Home

IMG_8170

In my project the ‘storyteller voice’ belongs  to Alan Watts. He was born in London in 1915 and at a young age became fascinated with the Far East. In 1938 he moved to New York and then to Chicago, where he served as an Episcopal Priest for few years before leaving the Church. In 1950 Alan Watts moved to San Francisco to teach at the Academy of Asian Studies. After leaving the Church, he never became a member of another organised religion. Although he wrote and spoke extensively about Zen Buddhism, but he was criticised by American Buddhist practitioners   for not sitting regularly in zazen. Alan Watts responded simply by saying, “A cat sits until it is done sitting, and then gets up, stretches, and walks away.”

In my project I’ll shoot a video of campfire and I’m going to use the voice of Alan Watts talking about ‘The Dream of Life’. He shares himself through his lectures and the audience reveal and share themselves through their reception of the lectures. Listeners also experience the urgency of a creative process taking place in their presence and they experience the empowerment of being a part of that creative process.

IMG_4474
Early storytelling combined stories, poetry, music, and dance. Those who excelled at storytelling became entertainers, educators, cultural advisors, and historians for the community. Through storytellers, the history of a culture was handed down from generation to generation.
IMG_8212
Storytelling around the fire is an ancient and intimate tradition between the storyteller and their audience. In ancient tradition the storyteller and the listeners were physically close and today we are often alone with our devices and listening or watching different ‘stories’ on internet. Through the telling of the story people were psychically close and today we are separate/alienate trough the ‘technological development’ and most of the time we are spending on social net connection. In my opinion we stopped in some way to develop a connection to one another through the community experience.In the past community storytelling offered the security of explanation about how life and its many forms began and why things happen, as well as entertainment and enchantment. Communities were strengthened and maintained through stories that connected the present, the past and the future. It is likely that oral storytelling has been around as long as human language. Storytelling fulfils the need for human beings to cast their experiences in narrative form. Our ancestors probably gathered around the evening fires and expressed their fears, their beliefs and their heroism through oral narratives. This long tradition of storytelling I would like to continue in NET form.Telling stories is a nurturing act for the listener, who is connected to the storyteller through the story, as well as for the storyteller who is connected to the listeners through the story.
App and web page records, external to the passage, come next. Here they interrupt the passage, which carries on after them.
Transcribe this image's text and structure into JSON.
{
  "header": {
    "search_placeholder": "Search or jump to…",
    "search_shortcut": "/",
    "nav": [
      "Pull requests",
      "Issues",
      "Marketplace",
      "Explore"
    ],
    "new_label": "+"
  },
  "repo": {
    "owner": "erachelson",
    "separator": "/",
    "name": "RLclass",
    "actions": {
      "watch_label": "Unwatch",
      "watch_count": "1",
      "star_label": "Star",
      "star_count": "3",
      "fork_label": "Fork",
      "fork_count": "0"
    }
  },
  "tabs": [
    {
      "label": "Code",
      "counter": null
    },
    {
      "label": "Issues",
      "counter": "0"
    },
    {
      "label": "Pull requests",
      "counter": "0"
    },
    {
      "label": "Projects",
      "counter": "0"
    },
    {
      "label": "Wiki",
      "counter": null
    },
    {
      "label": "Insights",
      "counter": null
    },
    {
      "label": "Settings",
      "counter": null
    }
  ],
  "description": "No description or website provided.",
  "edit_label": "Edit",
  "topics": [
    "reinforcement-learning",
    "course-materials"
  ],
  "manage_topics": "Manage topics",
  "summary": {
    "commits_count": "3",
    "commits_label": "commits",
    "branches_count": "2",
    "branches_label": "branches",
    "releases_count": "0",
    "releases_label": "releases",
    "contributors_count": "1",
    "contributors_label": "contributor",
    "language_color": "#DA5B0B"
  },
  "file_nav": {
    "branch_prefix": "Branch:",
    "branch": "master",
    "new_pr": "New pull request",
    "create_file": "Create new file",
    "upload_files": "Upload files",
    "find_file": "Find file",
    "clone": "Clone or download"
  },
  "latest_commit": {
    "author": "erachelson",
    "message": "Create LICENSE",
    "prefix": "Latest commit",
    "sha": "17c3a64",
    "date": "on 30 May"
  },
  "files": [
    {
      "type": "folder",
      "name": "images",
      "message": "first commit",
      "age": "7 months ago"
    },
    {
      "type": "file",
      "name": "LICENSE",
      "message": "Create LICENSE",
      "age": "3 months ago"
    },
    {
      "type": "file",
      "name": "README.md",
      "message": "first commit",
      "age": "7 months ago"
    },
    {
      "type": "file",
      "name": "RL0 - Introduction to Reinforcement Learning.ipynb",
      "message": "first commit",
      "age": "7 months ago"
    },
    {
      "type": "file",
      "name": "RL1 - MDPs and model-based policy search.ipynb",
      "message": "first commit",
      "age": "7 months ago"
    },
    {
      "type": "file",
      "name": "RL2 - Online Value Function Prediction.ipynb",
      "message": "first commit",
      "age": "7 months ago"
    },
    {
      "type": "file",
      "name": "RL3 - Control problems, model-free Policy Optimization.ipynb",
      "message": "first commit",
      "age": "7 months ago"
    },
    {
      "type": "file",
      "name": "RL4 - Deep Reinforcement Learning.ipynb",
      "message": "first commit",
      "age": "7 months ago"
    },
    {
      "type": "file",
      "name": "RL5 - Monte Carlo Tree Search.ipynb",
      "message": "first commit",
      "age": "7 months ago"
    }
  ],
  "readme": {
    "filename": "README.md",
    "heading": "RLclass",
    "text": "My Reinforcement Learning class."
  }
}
The intimacy and connection is deepened by the flexibility of oral storytelling which allows the tale to be moulded according to the needs of the audience and the location or environment of the telling.  Storytelling creates a personal bond with the teller and the audience.
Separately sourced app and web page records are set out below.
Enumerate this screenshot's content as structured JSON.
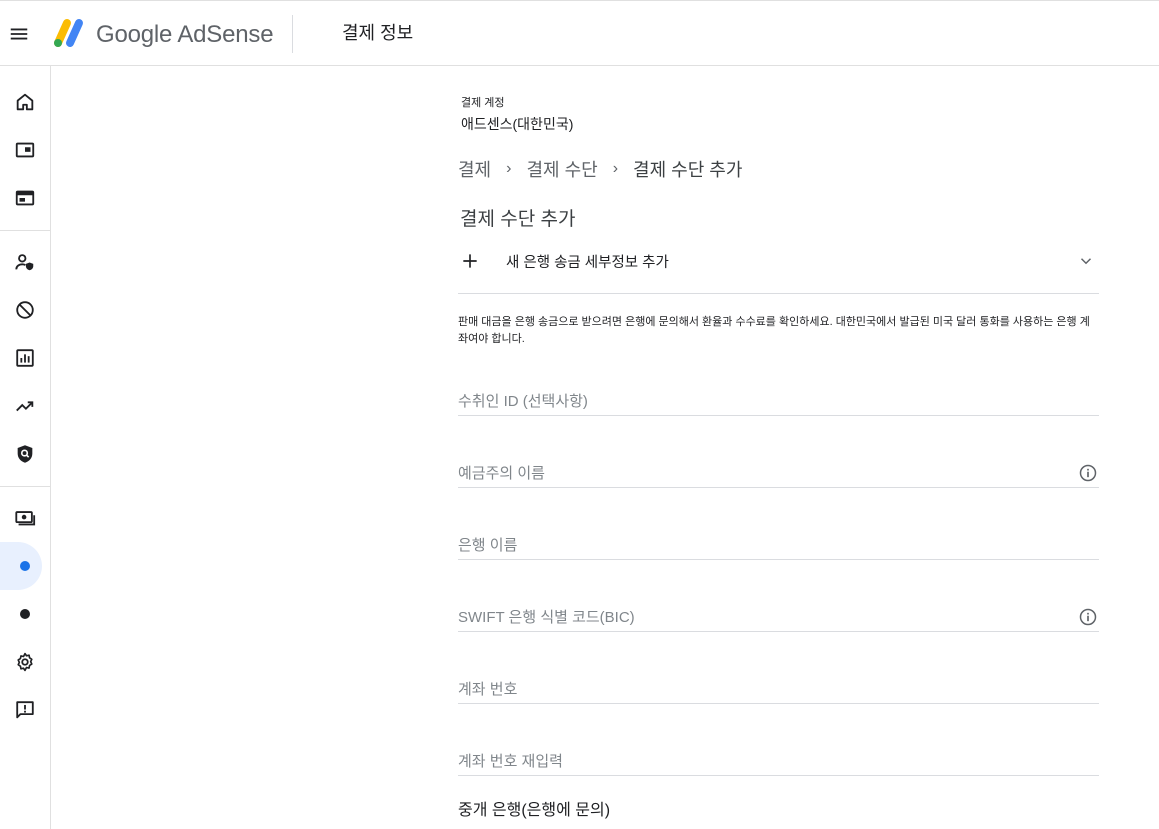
{
  "app": {
    "product_name": "Google AdSense",
    "page_title": "결제 정보"
  },
  "colors": {
    "logo_yellow": "#fbbc04",
    "logo_blue": "#4285f4",
    "logo_green": "#34a853",
    "active_nav_bg": "#e8f0fe",
    "active_dot": "#1a73e8"
  },
  "sidebar": {
    "items": [
      {
        "icon": "home-icon"
      },
      {
        "icon": "ads-icon"
      },
      {
        "icon": "sites-icon"
      },
      {
        "icon": "privacy-messaging-icon"
      },
      {
        "icon": "blocking-controls-icon"
      },
      {
        "icon": "reports-icon"
      },
      {
        "icon": "optimization-icon"
      },
      {
        "icon": "policy-center-icon"
      },
      {
        "icon": "payments-icon"
      },
      {
        "icon": "payments-info-dot",
        "active": true
      },
      {
        "icon": "transactions-dot"
      },
      {
        "icon": "settings-icon"
      },
      {
        "icon": "feedback-icon"
      }
    ]
  },
  "account": {
    "label": "결제 계정",
    "name": "애드센스(대한민국)"
  },
  "breadcrumb": {
    "items": [
      "결제",
      "결제 수단",
      "결제 수단 추가"
    ],
    "separator": "›"
  },
  "section_title": "결제 수단 추가",
  "expander": {
    "label": "새 은행 송금 세부정보 추가"
  },
  "info_text": "판매 대금을 은행 송금으로 받으려면 은행에 문의해서 환율과 수수료를 확인하세요. 대한민국에서 발급된 미국 달러 통화를 사용하는 은행 계좌여야 합니다.",
  "form": {
    "payee_id": {
      "placeholder": "수취인 ID (선택사항)",
      "value": ""
    },
    "account_holder": {
      "placeholder": "예금주의 이름",
      "value": ""
    },
    "bank_name": {
      "placeholder": "은행 이름",
      "value": ""
    },
    "swift_code": {
      "placeholder": "SWIFT 은행 식별 코드(BIC)",
      "value": ""
    },
    "account_number": {
      "placeholder": "계좌 번호",
      "value": ""
    },
    "account_number_confirm": {
      "placeholder": "계좌 번호 재입력",
      "value": ""
    }
  },
  "intermediary_bank_label": "중개 은행(은행에 문의)"
}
The flexibility of oral storytelling extends to the teller. Each teller will incorporate their own personality and may choose to add characters into the story. As a result, there will be numerous variations of a single story. Some tellers consider anything outside the narrative  as extraneous while other storytellers choose to enhance their telling of the tale with the addition of visual and audio tools.

In 1971 Alan Watts recorded a pilot for a new show titled:  ‘A Conversation with Myself for NET’ and in 1972 he recorded the shows (with his son Mark and his audio archivist Henry Jacobs) and developed an extensive audio library of nearly 400 talks. Alan Watts died in November 1973, after returning from an intensive international lecture tour.

https://en.wikipedia.org/wiki/Alan_Watts

Advertisements

Leave a Reply

Fill in your details below or click an icon to log in:

WordPress.com Logo

You are commenting using your WordPress.com account. Log Out / Change )

Twitter picture

You are commenting using your Twitter account. Log Out / Change )

Facebook photo

You are commenting using your Facebook account. Log Out / Change )

Google+ photo

You are commenting using your Google+ account. Log Out / Change )

Connecting to %s